JDR: Thank you very much. It is something I never seem to have time to fully dedicate myself to, but it is fun to sometimes take on smaller writing projects that are a little more personal. I tend to like writing about things that are culturally informed and serve some kind of purpose. You might say I have that in common with Fox. If I am going to put something out into the world, I want it to have a positive impact on the people who read it. I want to encourage people to think about the world we live in and how we all fit within it.
EC: What’s your favorite Gardner Fox comic and why?
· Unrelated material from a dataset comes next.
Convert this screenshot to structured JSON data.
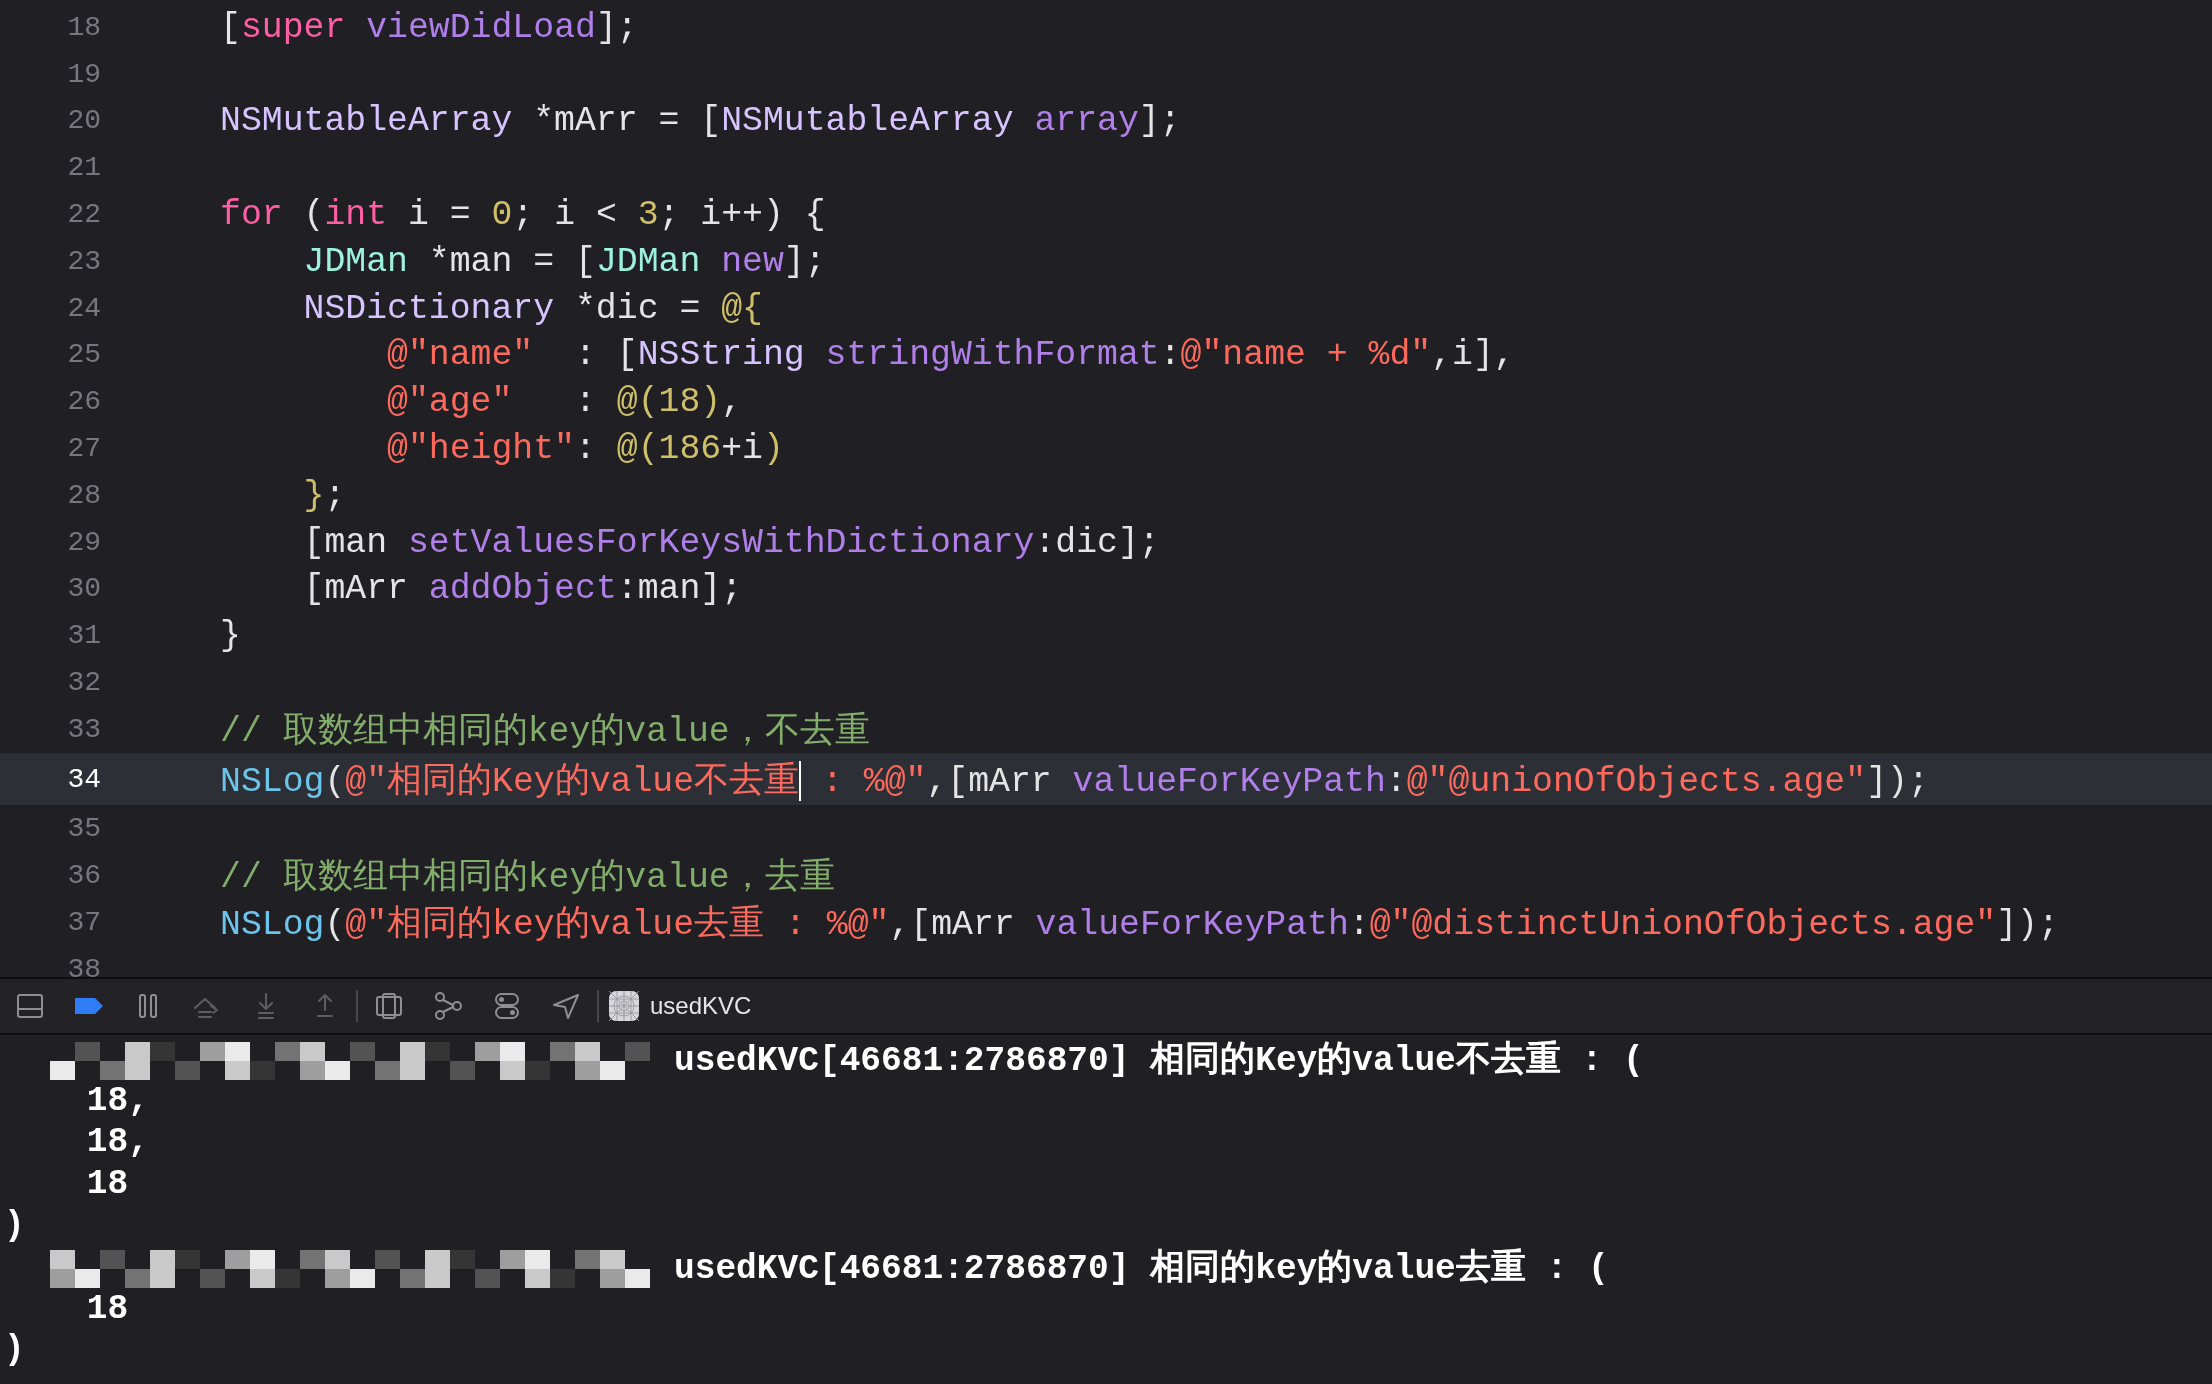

JDR: That is a hard one for me, but “The Flash of Two Worlds” from The Flash #123 is definitely a contender for top positioning. I have found that the reasons why a particular Gardner Fox written story is my favorite has changed now that I have so much context for everything. For example, I love the story about how “The Flash of Two Worlds” came about. And I love the way that Gardner Fox saw it as nothing more than using an old science fiction device when we now look back at the story and see the introduction of Earth-Two as this huge moment in comic book history. I also love the characterization at work. Barry Allen ends up in the situation because he was helping his girlfriend and entertaining some kids! And it is sweet to see Jay Garrick retired and happily married to Joan Williams. The way that the two speedsters interact is charming too. Who doesn’t love seeing Barry Allen so excited to be on a case with his childhood hero? Of course, it is also an exciting thing for me every time Gardner Fox writes himself into the story too.
EC: And the follow-up question for an expert like you, what’s your favorite obscure Gardner Fox story (or character) and why?
JDR: The Zatara tale in Action Comics #46. First of all, I love Zatara. The way that the crazy things Fox comes up with for his Zatara stories are often treated so nonchalantly just kills me and this is a perfect example. It is non-canonical, but it was also Hitler’s first appearance in a DC comic. The story kicks off with a mention of a war covering three quarters of the globe and then asks, “What can one man do?” Well, if that man is Zatara, quite a bit! I like that it literally gives voice to the children who might be reading comics and thinking about the ways the superheroes therein could help in the war effort. The story culminates with Zatara bursting through a wall and turning Hitler’s furniture against him… that’s right. Not only is this a story does Zatara convinces Hitler to renounce his position in Germany and go into self-exile, this is a story where we get to see a step stool spank Hitler.
How can you top that?!?
EC: Wow! I sure can’t top that one, Jennifer. Thanks so much for your time and insights.